|Title||XMM Studies of a Millisecond Pulsar Coincident with a Fermi LAT Source|
|Author||Dr Kent Wood|
|Description||We propose to use XMM-Newton to search for X-ray pulsations in the counterpart to a newly-discovered Fermi LAT Source. This source is a binary millisecond pulsar. The radio observations have also found the orbital solution proving the companion has very low mass, suggesting a black widow system. A Chandra image of the LAT field provides possible X-ray counterparts. The radio position suggests one of these is the best candidate although it is not yet definitive. Specific objectives of the XMM search are (1) detect X-ray pulsations, get pulsed flux and light curve, (2) determine off-pulse flux, again to compare with other wavelengths; (3) spectrum of the source as a function of orbital phase.|

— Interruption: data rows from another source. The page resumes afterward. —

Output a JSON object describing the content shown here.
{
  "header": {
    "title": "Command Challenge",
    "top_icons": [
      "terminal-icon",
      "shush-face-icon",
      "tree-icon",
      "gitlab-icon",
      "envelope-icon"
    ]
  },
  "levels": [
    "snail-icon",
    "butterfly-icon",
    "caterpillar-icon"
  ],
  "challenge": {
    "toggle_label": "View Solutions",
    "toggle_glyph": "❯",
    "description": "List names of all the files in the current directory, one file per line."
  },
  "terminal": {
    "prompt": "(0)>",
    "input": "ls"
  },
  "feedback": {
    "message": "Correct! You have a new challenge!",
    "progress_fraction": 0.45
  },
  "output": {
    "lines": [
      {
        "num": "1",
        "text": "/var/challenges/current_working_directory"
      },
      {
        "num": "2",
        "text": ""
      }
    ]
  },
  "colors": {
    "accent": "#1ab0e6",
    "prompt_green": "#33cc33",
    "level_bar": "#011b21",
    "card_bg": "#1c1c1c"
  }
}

|Publication||No observations found associated with the current proposal|
|Instrument||EMOS1, EMOS2, EPN, OM, RGS1, RGS2|
|Mission Description||The European Space Agency's (ESA) X-ray Multi-Mirror Mission (XMM-Newton) was launched by an Ariane 504 on December 10th 1999. XMM-Newton is ESA's second cornerstone of the Horizon 2000 Science Programme. It carries 3 high throughput X-ray telescopes with an unprecedented effective area, and an optical monitor, the first flown on a X-ray observatory. The large collecting area and ability to make long uninterrupted exposures provide highly sensitive observations.
Since Earth's atmosphere blocks out all X-rays, only a telescope in space can detect and study celestial X-ray sources. The XMM-Newton mission is helping scientists to solve a number of cosmic mysteries, ranging from the enigmatic black holes to the origins of the Universe itself. Observing time on XMM-Newton is being made available to the scientific community, applying for observational periods on a competitive basis.
|Publisher And Registrant||European Space Agency|
|Credit Guidelines||European Space Agency, 2011-06-09T00:00:00Z, 065273, 17.56_20190403_1200. https://doi.org/10.5270/esa-c9hr5c0|